I will say that I am fairly surprised, again given what the naked eye perceptions of the sky conditions were, but I believe this was greatly aided by motorized equatorial tracking. And, I don't care what any nay-sayers will neigh about; I think I've been observing long enough, despite still only having the knowledge of a rank newb, that I can tell when I really saw something via averted vision. The object, even if requiring averted viewing, will pop in, and make an almost physical impression, a sort of soft pricking on the eye as its image appears, as was my experience in the past with Enceladus and Triton and the E and F stars of the Trapezium. Transient eye noise doesn't have that kind of a feel. Viva short f/l TMB Planetaries! And, good night!
Posted 17 June 2013 - 07:21 AM
Magnitude 17 is an incredible capture - no nays - but the moment I saw the field star deep on Darirns midst a red flag came up. What do you think?
Posted 17 June 2013 - 07:31 AM
Turns out, repeating the observation was more difficult. I cheated so knowing the position of Enceladus before hand, and boy it took a couple of nights of calm skies, moderate power (about 160x with a 12mm HO ortho) to actually glimpse Enceladus again with enough certainty to make the call.
I think transparency, very calm skies, and throughput are important, as well as Enceladus being as far from Saturn's glare as possible. Well, for a 6" to do it, anyway. Congratulations on your observation, that's a touch one.
Phoebe? I dunno, maybe Pete has a point. How far is Phoebe from Saturn? It's gotta be orders of magnitude more difficult than Enceladus and Mimas. I've not heard of anyone observing it, so I don't know anything about it, really. No doubt something was there, your description of the observation sounds accurate to me.
Posted 17 June 2013 - 09:02 AM
Posted 17 June 2013 - 10:39 AM
Where was this star relative to Saturn last night?
Posted 17 June 2013 - 12:56 PM
Posted 17 June 2013 - 01:13 PM
I stand corrected. I checked it's magnitude: it's 17. There is no way to see that through a 8" mirror on a night of variable seeing and transparency.
Now, what DID I see? The I was unable to locate in Voyager (III) any star in that specific vicinity that could make me think it was a moon. I can't locate either the star gfeulner mentioned in my software, so I wouldn't know where around Saturn it would emerge from occultation. If it is 11th magnitude as he says, it would be visible to me on clear nights and by averted viewing on less clear nights.
Oh, well, the ol' foot in mouth trick, I guess, and I missed by THAT much, measured on astronomical levels. Let me edit the title of this post...
... oops, I see I cannot. If some mod might be inclined to save me from my hubris and change it for me, that'd be nice.
Posted 17 June 2013 - 02:18 PM
Posted 17 June 2013 - 02:28 PM
Posted 17 June 2013 - 02:33 PM
Boy, how I felt after I came inside though!
Posted 17 June 2013 - 04:08 PM

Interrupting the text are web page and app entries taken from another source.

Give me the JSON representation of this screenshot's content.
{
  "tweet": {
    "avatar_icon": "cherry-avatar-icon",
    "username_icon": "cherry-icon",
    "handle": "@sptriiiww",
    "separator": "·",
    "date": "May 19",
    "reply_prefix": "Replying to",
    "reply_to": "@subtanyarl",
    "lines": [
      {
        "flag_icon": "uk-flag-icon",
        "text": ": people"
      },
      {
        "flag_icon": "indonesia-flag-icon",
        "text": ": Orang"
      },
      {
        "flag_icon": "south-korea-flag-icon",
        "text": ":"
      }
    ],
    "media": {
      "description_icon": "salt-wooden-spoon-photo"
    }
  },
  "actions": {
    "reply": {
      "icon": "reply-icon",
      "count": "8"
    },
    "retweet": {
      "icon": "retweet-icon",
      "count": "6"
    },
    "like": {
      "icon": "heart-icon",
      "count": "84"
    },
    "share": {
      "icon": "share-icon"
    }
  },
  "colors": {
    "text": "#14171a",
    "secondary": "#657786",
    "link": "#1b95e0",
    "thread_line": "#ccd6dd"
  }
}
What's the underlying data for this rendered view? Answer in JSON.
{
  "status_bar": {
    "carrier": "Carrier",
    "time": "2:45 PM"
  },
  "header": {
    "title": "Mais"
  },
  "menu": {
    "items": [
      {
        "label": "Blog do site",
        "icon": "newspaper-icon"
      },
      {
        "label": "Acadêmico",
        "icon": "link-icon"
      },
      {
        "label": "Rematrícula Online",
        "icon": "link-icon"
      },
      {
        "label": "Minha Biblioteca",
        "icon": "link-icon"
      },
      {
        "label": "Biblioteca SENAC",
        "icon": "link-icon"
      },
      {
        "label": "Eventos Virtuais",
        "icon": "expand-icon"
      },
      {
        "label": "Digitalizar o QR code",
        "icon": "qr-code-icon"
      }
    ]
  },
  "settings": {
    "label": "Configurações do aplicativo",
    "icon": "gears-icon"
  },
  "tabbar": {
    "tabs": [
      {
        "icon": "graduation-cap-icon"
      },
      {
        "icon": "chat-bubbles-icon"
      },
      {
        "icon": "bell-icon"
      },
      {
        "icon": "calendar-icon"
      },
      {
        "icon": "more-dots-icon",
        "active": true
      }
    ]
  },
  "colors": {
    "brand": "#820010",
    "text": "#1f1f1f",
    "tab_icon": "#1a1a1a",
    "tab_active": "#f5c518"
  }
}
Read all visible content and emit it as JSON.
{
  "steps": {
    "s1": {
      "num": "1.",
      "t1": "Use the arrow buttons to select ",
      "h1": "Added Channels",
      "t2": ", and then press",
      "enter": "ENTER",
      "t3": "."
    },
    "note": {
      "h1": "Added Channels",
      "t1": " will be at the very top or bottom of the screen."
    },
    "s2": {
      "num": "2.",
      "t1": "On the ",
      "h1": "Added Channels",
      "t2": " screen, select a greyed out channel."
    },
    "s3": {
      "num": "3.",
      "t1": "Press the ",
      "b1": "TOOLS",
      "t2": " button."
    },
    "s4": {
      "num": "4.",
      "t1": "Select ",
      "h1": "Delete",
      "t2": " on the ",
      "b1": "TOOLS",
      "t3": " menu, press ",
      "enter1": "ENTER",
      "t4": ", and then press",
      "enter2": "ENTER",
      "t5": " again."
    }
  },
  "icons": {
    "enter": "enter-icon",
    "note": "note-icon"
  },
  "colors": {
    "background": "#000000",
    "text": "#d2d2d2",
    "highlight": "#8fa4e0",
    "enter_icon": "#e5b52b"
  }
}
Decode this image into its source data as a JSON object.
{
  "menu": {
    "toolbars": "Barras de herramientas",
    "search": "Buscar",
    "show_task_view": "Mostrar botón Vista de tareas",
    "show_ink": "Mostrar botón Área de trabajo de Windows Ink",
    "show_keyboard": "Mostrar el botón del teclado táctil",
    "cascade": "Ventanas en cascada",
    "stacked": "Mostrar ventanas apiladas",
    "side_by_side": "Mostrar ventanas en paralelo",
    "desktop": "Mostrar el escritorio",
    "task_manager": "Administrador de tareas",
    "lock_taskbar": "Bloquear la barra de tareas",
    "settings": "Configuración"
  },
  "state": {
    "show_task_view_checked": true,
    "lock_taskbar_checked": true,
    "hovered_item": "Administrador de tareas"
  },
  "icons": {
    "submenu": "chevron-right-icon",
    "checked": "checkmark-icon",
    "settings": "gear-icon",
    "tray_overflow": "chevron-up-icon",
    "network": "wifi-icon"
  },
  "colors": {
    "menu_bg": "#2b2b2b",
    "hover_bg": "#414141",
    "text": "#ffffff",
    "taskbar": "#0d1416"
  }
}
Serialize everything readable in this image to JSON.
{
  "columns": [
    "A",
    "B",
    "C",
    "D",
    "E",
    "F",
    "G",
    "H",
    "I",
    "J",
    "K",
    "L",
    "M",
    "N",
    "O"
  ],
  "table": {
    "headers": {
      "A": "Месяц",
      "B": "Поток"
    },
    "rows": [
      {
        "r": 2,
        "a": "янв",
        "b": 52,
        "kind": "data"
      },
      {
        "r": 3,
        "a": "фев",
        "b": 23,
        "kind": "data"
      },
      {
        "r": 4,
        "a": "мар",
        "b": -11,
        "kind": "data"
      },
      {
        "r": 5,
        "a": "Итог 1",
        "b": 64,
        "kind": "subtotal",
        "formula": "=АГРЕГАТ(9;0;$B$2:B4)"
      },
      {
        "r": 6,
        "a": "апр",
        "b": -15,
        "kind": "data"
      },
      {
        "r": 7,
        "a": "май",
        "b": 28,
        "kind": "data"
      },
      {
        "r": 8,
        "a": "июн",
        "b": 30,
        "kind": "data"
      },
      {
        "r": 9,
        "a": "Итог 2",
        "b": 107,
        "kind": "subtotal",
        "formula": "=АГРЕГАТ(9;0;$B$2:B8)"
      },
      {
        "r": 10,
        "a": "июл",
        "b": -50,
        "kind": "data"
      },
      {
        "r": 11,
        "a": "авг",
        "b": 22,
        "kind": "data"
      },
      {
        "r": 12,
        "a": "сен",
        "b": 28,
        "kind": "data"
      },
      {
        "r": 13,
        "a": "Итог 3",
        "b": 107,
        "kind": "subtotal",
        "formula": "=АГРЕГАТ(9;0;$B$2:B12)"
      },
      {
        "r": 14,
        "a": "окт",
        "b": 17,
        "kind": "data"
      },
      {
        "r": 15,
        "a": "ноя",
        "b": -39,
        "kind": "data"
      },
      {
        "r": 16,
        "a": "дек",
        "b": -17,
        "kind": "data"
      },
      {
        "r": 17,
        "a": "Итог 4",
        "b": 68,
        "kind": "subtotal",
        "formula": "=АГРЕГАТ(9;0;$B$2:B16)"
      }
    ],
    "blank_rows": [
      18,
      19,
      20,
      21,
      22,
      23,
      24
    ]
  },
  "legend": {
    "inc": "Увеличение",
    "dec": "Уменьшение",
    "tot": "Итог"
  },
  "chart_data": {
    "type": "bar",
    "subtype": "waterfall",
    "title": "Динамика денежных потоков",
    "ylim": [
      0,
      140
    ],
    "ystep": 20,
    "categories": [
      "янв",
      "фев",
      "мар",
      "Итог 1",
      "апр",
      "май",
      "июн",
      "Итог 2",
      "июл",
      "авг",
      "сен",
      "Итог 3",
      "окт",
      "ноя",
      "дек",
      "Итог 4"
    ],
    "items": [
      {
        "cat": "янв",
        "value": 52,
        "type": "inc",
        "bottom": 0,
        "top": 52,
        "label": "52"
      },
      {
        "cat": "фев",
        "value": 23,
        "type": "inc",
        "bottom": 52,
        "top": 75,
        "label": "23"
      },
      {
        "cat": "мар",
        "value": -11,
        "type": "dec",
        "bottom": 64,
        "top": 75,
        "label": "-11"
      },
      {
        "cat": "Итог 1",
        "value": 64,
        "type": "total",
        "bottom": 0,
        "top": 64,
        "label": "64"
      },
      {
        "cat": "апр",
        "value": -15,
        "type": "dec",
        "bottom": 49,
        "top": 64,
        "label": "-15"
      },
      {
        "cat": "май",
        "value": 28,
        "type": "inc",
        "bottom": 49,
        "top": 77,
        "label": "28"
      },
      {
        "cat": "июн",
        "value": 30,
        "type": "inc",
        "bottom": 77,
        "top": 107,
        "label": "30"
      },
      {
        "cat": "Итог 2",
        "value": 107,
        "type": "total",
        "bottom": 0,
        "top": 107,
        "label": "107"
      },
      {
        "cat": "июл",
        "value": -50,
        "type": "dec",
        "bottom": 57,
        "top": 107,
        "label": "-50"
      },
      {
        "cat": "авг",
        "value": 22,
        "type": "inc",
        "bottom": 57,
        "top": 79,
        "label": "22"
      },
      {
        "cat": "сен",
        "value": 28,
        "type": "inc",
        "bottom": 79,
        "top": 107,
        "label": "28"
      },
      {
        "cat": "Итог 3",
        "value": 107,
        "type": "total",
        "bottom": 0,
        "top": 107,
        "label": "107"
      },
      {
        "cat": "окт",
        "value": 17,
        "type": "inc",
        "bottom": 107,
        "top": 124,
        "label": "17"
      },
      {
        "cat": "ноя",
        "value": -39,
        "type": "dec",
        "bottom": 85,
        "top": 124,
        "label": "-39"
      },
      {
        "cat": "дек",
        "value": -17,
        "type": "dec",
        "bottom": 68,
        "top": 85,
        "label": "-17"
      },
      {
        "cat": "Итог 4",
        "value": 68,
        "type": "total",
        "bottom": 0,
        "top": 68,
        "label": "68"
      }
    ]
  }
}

Posted 17 June 2013 - 05:22 PM
Posted 17 June 2013 - 09:56 PM
The first pic is the wide angle view. West is to the right, north is up (kinda)...
Posted 17 June 2013 - 09:57 PM
Posted 17 June 2013 - 09:58 PM
Posted 17 June 2013 - 10:05 PM
I read your posts and I appreciate your thoughts here because I know you are a careful observer . I figured the added point of light here may have misdirected identification. Hey it happens!!!
If youd've seen Phoebe - wow - and in Saturns glare glow - yikes!!!!
Posted 17 June 2013 - 10:31 PM
Posted 17 June 2013 - 10:58 PM
It is a beautiful app outdone in this respect only by the sheer vastness of its information on myriad objects . It contains a staggering amount of great in depth information on even the most obscure things.
A lot of folks seem to love it.
Posted 18 June 2013 - 12:39 AM
Eye noise... most likely! Suspiciously, it appeared generally when Enceladus appeared, and disappeared with it.
Posted 23 June 2013 - 12:26 AM
Posted 23 June 2013 - 02:56 PM